■ Exercise data

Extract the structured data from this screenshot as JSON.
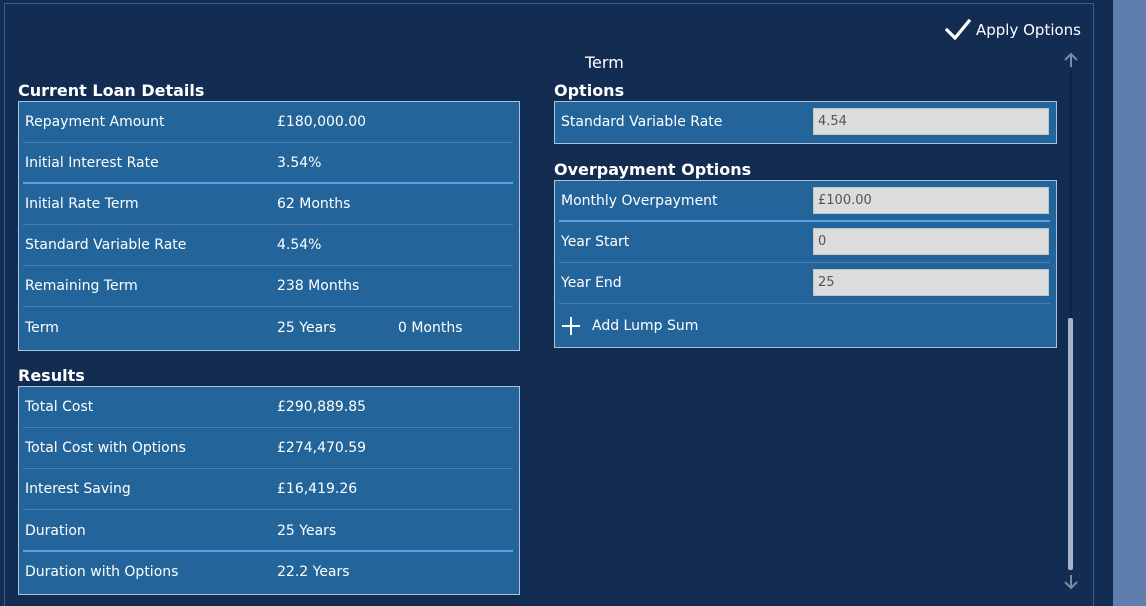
{
  "header": {
    "apply_label": "Apply Options",
    "term_title": "Term"
  },
  "current_loan": {
    "title": "Current Loan Details",
    "rows": [
      {
        "label": "Repayment Amount",
        "value": "£180,000.00"
      },
      {
        "label": "Initial Interest Rate",
        "value": "3.54%"
      },
      {
        "label": "Initial Rate Term",
        "value": "62 Months"
      },
      {
        "label": "Standard Variable Rate",
        "value": "4.54%"
      },
      {
        "label": "Remaining Term",
        "value": "238 Months"
      },
      {
        "label": "Term",
        "value": "25 Years",
        "value2": "0 Months"
      }
    ]
  },
  "results": {
    "title": "Results",
    "rows": [
      {
        "label": "Total Cost",
        "value": "£290,889.85"
      },
      {
        "label": "Total Cost with Options",
        "value": "£274,470.59"
      },
      {
        "label": "Interest Saving",
        "value": "£16,419.26"
      },
      {
        "label": "Duration",
        "value": "25 Years"
      },
      {
        "label": "Duration with Options",
        "value": "22.2 Years"
      }
    ]
  },
  "options": {
    "title": "Options",
    "svr_label": "Standard Variable Rate",
    "svr_value": "4.54"
  },
  "overpayment": {
    "title": "Overpayment Options",
    "monthly_label": "Monthly Overpayment",
    "monthly_value": "£100.00",
    "year_start_label": "Year Start",
    "year_start_value": "0",
    "year_end_label": "Year End",
    "year_end_value": "25",
    "add_lump_label": "Add Lump Sum"
  },
  "icons": {
    "apply": "checkmark-icon",
    "add": "plus-icon",
    "scroll_up": "arrow-up-icon",
    "scroll_down": "arrow-down-icon"
  },
  "colors": {
    "background": "#122c52",
    "panel": "#23659a",
    "panel_border": "#a9c4df",
    "input_bg": "#dcdcdc",
    "side_strip": "#5f7ead"
  }
}
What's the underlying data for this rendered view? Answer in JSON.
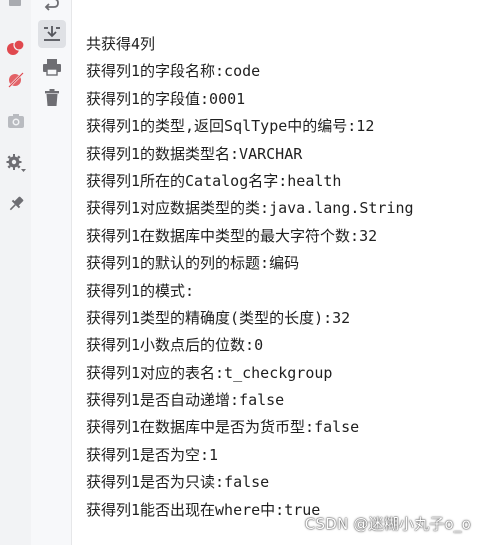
{
  "console": {
    "lines": [
      "共获得4列",
      "获得列1的字段名称:code",
      "获得列1的字段值:0001",
      "获得列1的类型,返回SqlType中的编号:12",
      "获得列1的数据类型名:VARCHAR",
      "获得列1所在的Catalog名字:health",
      "获得列1对应数据类型的类:java.lang.String",
      "获得列1在数据库中类型的最大字符个数:32",
      "获得列1的默认的列的标题:编码",
      "获得列1的模式:",
      "获得列1类型的精确度(类型的长度):32",
      "获得列1小数点后的位数:0",
      "获得列1对应的表名:t_checkgroup",
      "获得列1是否自动递增:false",
      "获得列1在数据库中是否为货币型:false",
      "获得列1是否为空:1",
      "获得列1是否为只读:false",
      "获得列1能否出现在where中:true"
    ]
  },
  "watermark": "CSDN @迷糊小丸子o_o",
  "icons": {
    "left_gutter": [
      "stop-icon",
      "breakpoints-icon",
      "mute-breakpoints-icon",
      "camera-icon",
      "settings-icon",
      "pin-icon"
    ],
    "tool_gutter": [
      "soft-wrap-icon",
      "scroll-to-end-icon",
      "print-icon",
      "trash-icon"
    ]
  },
  "colors": {
    "accent_red": "#e0484e",
    "icon_gray": "#6e6e73"
  }
}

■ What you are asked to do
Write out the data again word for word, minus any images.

■ Final answer
Extract the structured data from this screenshot as JSON.
{
  "header": {
    "apply_label": "Apply Options",
    "term_title": "Term"
  },
  "current_loan": {
    "title": "Current Loan Details",
    "rows": [
      {
        "label": "Repayment Amount",
        "value": "£180,000.00"
      },
      {
        "label": "Initial Interest Rate",
        "value": "3.54%"
      },
      {
        "label": "Initial Rate Term",
        "value": "62 Months"
      },
      {
        "label": "Standard Variable Rate",
        "value": "4.54%"
      },
      {
        "label": "Remaining Term",
        "value": "238 Months"
      },
      {
        "label": "Term",
        "value": "25 Years",
        "value2": "0 Months"
      }
    ]
  },
  "results": {
    "title": "Results",
    "rows": [
      {
        "label": "Total Cost",
        "value": "£290,889.85"
      },
      {
        "label": "Total Cost with Options",
        "value": "£274,470.59"
      },
      {
        "label": "Interest Saving",
        "value": "£16,419.26"
      },
      {
        "label": "Duration",
        "value": "25 Years"
      },
      {
        "label": "Duration with Options",
        "value": "22.2 Years"
      }
    ]
  },
  "options": {
    "title": "Options",
    "svr_label": "Standard Variable Rate",
    "svr_value": "4.54"
  },
  "overpayment": {
    "title": "Overpayment Options",
    "monthly_label": "Monthly Overpayment",
    "monthly_value": "£100.00",
    "year_start_label": "Year Start",
    "year_start_value": "0",
    "year_end_label": "Year End",
    "year_end_value": "25",
    "add_lump_label": "Add Lump Sum"
  },
  "icons": {
    "apply": "checkmark-icon",
    "add": "plus-icon",
    "scroll_up": "arrow-up-icon",
    "scroll_down": "arrow-down-icon"
  },
  "colors": {
    "background": "#122c52",
    "panel": "#23659a",
    "panel_border": "#a9c4df",
    "input_bg": "#dcdcdc",
    "side_strip": "#5f7ead"
  }
}
What's the underlying data for this rendered view? Answer in JSON.
{
  "console": {
    "lines": [
      "共获得4列",
      "获得列1的字段名称:code",
      "获得列1的字段值:0001",
      "获得列1的类型,返回SqlType中的编号:12",
      "获得列1的数据类型名:VARCHAR",
      "获得列1所在的Catalog名字:health",
      "获得列1对应数据类型的类:java.lang.String",
      "获得列1在数据库中类型的最大字符个数:32",
      "获得列1的默认的列的标题:编码",
      "获得列1的模式:",
      "获得列1类型的精确度(类型的长度):32",
      "获得列1小数点后的位数:0",
      "获得列1对应的表名:t_checkgroup",
      "获得列1是否自动递增:false",
      "获得列1在数据库中是否为货币型:false",
      "获得列1是否为空:1",
      "获得列1是否为只读:false",
      "获得列1能否出现在where中:true"
    ]
  },
  "watermark": "CSDN @迷糊小丸子o_o",
  "icons": {
    "left_gutter": [
      "stop-icon",
      "breakpoints-icon",
      "mute-breakpoints-icon",
      "camera-icon",
      "settings-icon",
      "pin-icon"
    ],
    "tool_gutter": [
      "soft-wrap-icon",
      "scroll-to-end-icon",
      "print-icon",
      "trash-icon"
    ]
  },
  "colors": {
    "accent_red": "#e0484e",
    "icon_gray": "#6e6e73"
  }
}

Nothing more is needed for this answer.